The Benefits of Companion Planting

Companion planting is also an essential component of the Mettlieder method of gardening as well as polyculture. Essentially it involves the planting of similar crops in close physical proximity to either draw pests or disease away from a plant, change it’s flavor or allow it to grow bigger.

Companion planting was very popular in the 1970s as part of the organic gardening movement. People were enchanted with the idea that different species of plant may thrive when planted close together.

One traditional practice was planting of corn and pole beans together. The cornstalk would serve as a trellis for the beans to climb. The inclusion of squash with these two plants completes the Three Sisters technique, pioneered by Native American peoples.

Here is a list of the benefits of companion planting –

  • Protective shelter – one larger type of plant type may serve as a wind break for a smaller variety
  • Shade cover – one plant may serve as shade from noonday sun, for another
  • Flavor enhancement — some plants, especially herbs, seem to subtly change the flavor of other plants around them.
  • To hedge your bets– multiple plants in the same space increase the odds of some yield being given, even if one type of plant doesn’t make it because of a pest infestation or weather conditions
  • As trellises for climbers– plants which grow on different levels in the same space, can provide ground cover or trellis for another plant
  • Nitrogen fixation – some plants infuse nitrogen in the ground, making it available to other plants as is the case with bean plants fixating nitrogen for corn plants
  • To repel pests– some plants can repel insects, or other pests like nematodes or fungi
  • To attract positive pests– this is a plant that attracts or hosts insects or other organisms which benefit adjacent plants, as with ladybugs or some “friendly nematodes” that work the soil
  • To trap pests– these are plants which attract pests away from others as is true of the marigold when it is planted near tomatoes
  • Root repellents —some plants give off substances through the root that are repellent or that kill or repel other plants (weeds) and insects

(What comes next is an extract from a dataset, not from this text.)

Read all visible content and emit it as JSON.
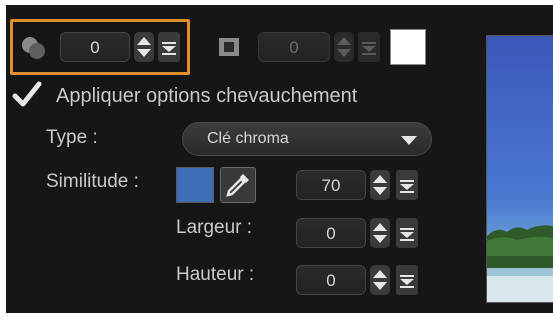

Aside from being practical and traditional, a garden with companion planting is also usually quite beautiful as the close plants give it a lush and verdant appearance.

Stocking Your Shelter or Pantry With Herbs is a Good Idea

In a medical emergency you may not have access to either prescription or herbal medicines. It is a really good idea for you to stock your pantry with assorted herbs that have healing properties either in the dried form or the liquid form.  It is easy to make your own.

Records of Native American, Roman, Egyptian and Hebrew medical practices shows that herbs have been used safely to cure almost every known illness for centuries.  Although herbs are considered to be natural keep in mind that they are in a sense drugs and should be labelled, respected and kept out of the wrong little hands. After all, all that the pharmaceutical industry really is a business that is solely based on their ability to isolate the powerful ingredient in these plants and sell them for a lot more money.  In Europe prescribing herbal remedies is as common as the prescribing of pharmaceutical drugs.

Many people believe that herbs are just as effective as drugs but without the side effects.  This is not always true.  A herb such as valerian, used for insomnia can cause dizziness and hallucinations. St. John’s Wort causes the same kind of photosensitivity to the sun that antidepressants and antibiotics do.  It is always a good idea to research an herb to see what its potential side effects are and write this on the jars that you store them in before you put them in your shelter.

Although it is true that herbs are less likely to cause side effects realize that many of them are very potent. You should also be aware that the compounds in some herbs also interact with other medications. For instance you would never take valerian in combination with a drug lorezapam unless you wanted to end up in a stupor that could lead to a coma.  Always consult with a physician if you are on long-term medication and wish to take herbs as well.


As a general rule of thumb herbs that are bitter tasting are medicinal herbs. Herbs that are more pleasant tasting can be used more often are the ones that we use to flavour food. Almost all roots and barks have natural fungicidal and bactericidal properties. Yet another thing to remember is that the fresher the herb is, the more potent it is.  The other good news is that it is easy to make your own tinctures, teas and herbs stuffed inside gelatine capsules.